So, when you are planning your next negotiation try usind a combination of a collaborative approach and negotiate on interests rather than positions.

Semantic links, NLP and embedded commands

We are all familiar with semantic links. They are words in electronic media which are highlighted, often in a different colour to the main text. When you move your cursor over the word, it is revealed to be a hyperlink (a link that takes you to another web page) with more information the author wants you to read. Sometimes the sentence that the semantic link appears in is a pretext to get you to click on the link. This can be to link you to adverts or web pages, but it is also the trick used to infect your pc with trojans or viruses. You recognise the set up – a screen pops up looking like Windows Defender with scary threats that your PC is infected. You are then encouraged to activate an antivirus package, possibly one you believe you already have or one you have to purchase. The problem is that once you do this, you allow the trojan access to your pc where it can wreak havoc.  

What you may not be so familiar is that there is a linguistic (the L in NLP) trick that is used in influential communication to get people to do what you want them to. This is at the heart of the work of stage performers such as Derren Brown or Paul McKenna. In NLP it is called an embedded command. Here is how it works; the command is hidden or embedded in a longer sentence.

For instance:

“You may or may not decide to sign up to my blog site

In this example, the embedded command is written in italics. The conscious mind hears the full sentence, but the subconscious mind replays the words and can be inclined to hear the embedded command. This is particularly true if you like the speaker (another of Cialdini’s Principles of Persuasion) and want to please them. This is a key basis of hypnosis.  Notice, all of this is happening at a sub-conscious level.  

Embedded commands are even more effective when they use ambiguous language, such as in the following example:

“You, like me, are probably a very reasonable person.

The embedded command is, again, in italics. The subconscious mind ignores the grammar and looks at the various possible meanings of the sentence.
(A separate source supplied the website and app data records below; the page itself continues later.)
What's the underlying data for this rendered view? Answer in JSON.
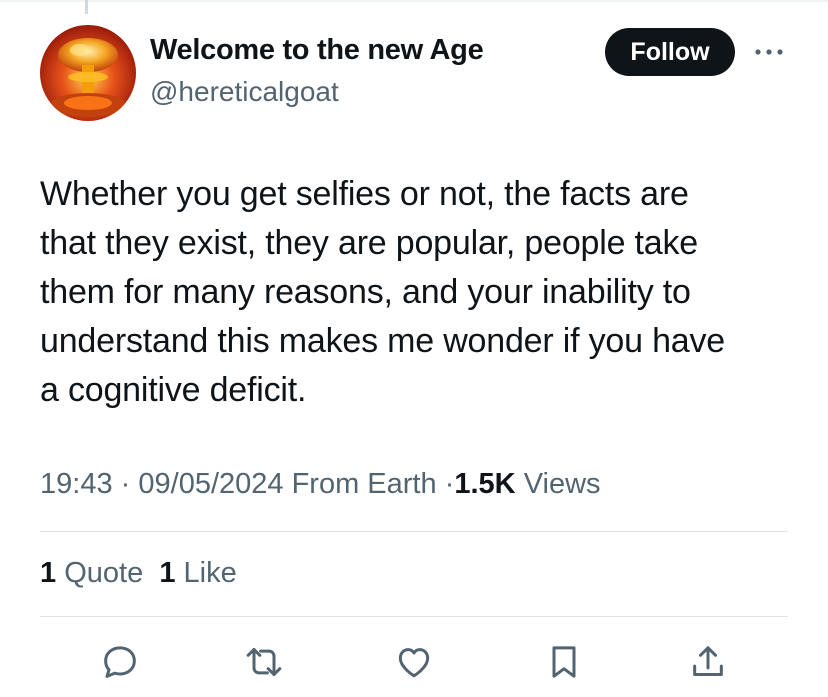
{
  "author": {
    "display_name": "Welcome to the new Age",
    "handle": "@hereticalgoat",
    "avatar_icon": "nuclear-explosion-avatar"
  },
  "follow_label": "Follow",
  "more_icon": "more-options-icon",
  "tweet": {
    "lines": [
      "Whether you get selfies or not, the facts are",
      "that they exist, they are popular, people take",
      "them for many reasons, and your inability to",
      "understand this makes me wonder if you have",
      "a cognitive deficit."
    ]
  },
  "meta": {
    "time": "19:43",
    "separator": "·",
    "date": "09/05/2024",
    "source": "From Earth",
    "views_count": "1.5K",
    "views_label": "Views"
  },
  "stats": {
    "quotes_count": "1",
    "quotes_label": "Quote",
    "likes_count": "1",
    "likes_label": "Like"
  },
  "actions": [
    "reply-icon",
    "retweet-icon",
    "like-icon",
    "bookmark-icon",
    "share-icon"
  ],
  "colors": {
    "text": "#0f1419",
    "secondary": "#536471",
    "button_bg": "#0f1419",
    "divider": "#dfe4e7"
  }
}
One interpretation, possibly the desired one, tells your subconscious mind that you like me. So you do.

The learning here is that by building up a stock of choice embedded commands you can develop as a more influential communicator. In this way you are more likely to get the outcomes you deserve.
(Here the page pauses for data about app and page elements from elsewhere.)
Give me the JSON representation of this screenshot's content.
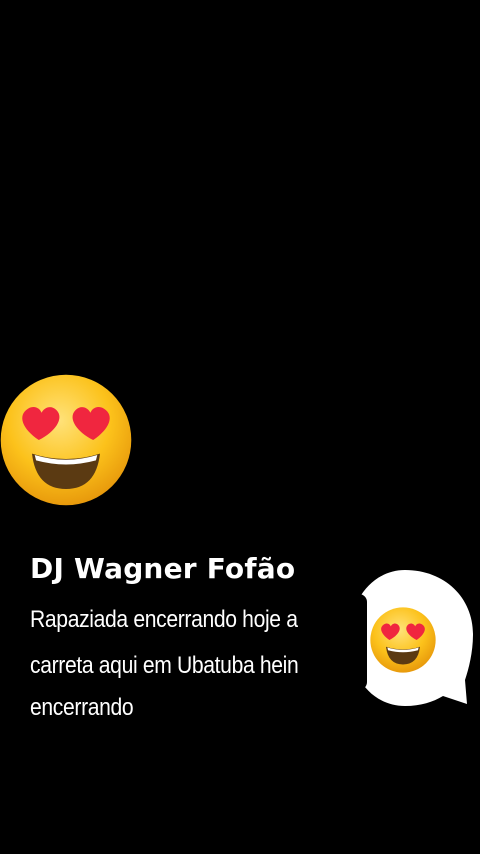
{
  "video": {
    "background_color": "#000000"
  },
  "stickers": {
    "big_emoji_icon": "smiling-face-with-heart-eyes",
    "bubble_emoji_icon": "smiling-face-with-heart-eyes"
  },
  "caption": {
    "author": "DJ Wagner Fofão",
    "lines": [
      "Rapaziada encerrando hoje a",
      "carreta aqui em Ubatuba hein",
      "encerrando"
    ]
  }
}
You are probably now aware of the embedded commands you already use.

Share some of your examples below.